In May of 1979, I drove north from the Karoo in my 1973, three-speed Land Cruiser. I had obtained residence in Botswana and was headed for Maun which was the tiny village on the edge of the Okavango. My plan was to befriend the local safari crowd and somehow sell paintings to people coming on safari. This was quite bold of me considering that I had to teach myself to paint before that could happen. With that in mind I had brought with me 20 sheets of watercolour paper and a box of paints and brushes that I had never used before and a how-to book of watercolour painting. When I think back on this I realise I must have been crazy!
1/ : In 1979 Maun was a very small village on the very edge of the Okavango, and situated on the South bank of the Thamalakane River.
2/ : After 2 days of driving I approached Maun along a very sandy set of tracks all parallel to each other.
3/ : I was headed for Crocodile Camp which I hoped to make my base between various long excursions into the bush.
4/ : I had made a good decision because I met so many people here who ended up helping me survive through the coming years. Owners Lindsay and Wynn Birch in particular (on the right.)
5/ : As well as interesting characters from a distant era such as Jack Bowsfield and legendary safari hunter Eric Rungren.
6/ : Occasionally I hung out at the Duck Inn next to the airfield in Maun. Chris Macintyre, co-founder of Wilderness Safaris (stretching) is still a good friend.
7/ : This was my white studio tent pitched in Croc Camp's campsite between safaris. I did several portraits here.
8/ : The view when leaving Croc Camp when making an early start to a safari. At the village it was a left turn to go North towards Moremi and adventure.
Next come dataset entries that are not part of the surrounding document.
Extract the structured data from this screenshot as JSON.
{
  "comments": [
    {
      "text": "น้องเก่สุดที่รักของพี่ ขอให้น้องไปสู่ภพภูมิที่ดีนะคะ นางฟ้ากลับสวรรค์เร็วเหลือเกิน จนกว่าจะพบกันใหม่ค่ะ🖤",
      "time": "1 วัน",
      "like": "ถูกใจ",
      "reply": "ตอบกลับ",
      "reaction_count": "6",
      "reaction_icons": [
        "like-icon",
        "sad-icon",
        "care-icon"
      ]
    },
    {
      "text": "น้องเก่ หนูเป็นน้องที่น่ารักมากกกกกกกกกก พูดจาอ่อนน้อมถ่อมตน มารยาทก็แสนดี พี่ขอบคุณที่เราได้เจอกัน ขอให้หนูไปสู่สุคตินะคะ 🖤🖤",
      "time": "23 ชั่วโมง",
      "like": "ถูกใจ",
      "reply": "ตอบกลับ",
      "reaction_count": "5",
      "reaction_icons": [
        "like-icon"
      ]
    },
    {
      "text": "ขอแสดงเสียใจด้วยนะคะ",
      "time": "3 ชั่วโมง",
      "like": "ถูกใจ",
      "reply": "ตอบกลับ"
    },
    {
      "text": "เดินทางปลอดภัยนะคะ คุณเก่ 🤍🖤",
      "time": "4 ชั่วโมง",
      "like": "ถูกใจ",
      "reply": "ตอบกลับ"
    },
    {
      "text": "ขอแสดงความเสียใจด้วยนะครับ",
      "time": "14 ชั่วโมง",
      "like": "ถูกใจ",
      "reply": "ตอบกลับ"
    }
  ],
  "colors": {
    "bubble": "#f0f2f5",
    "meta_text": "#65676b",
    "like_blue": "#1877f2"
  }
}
9/ : Leaving the village, a buffalo skull on a tree reminded one that one was headed into wild country.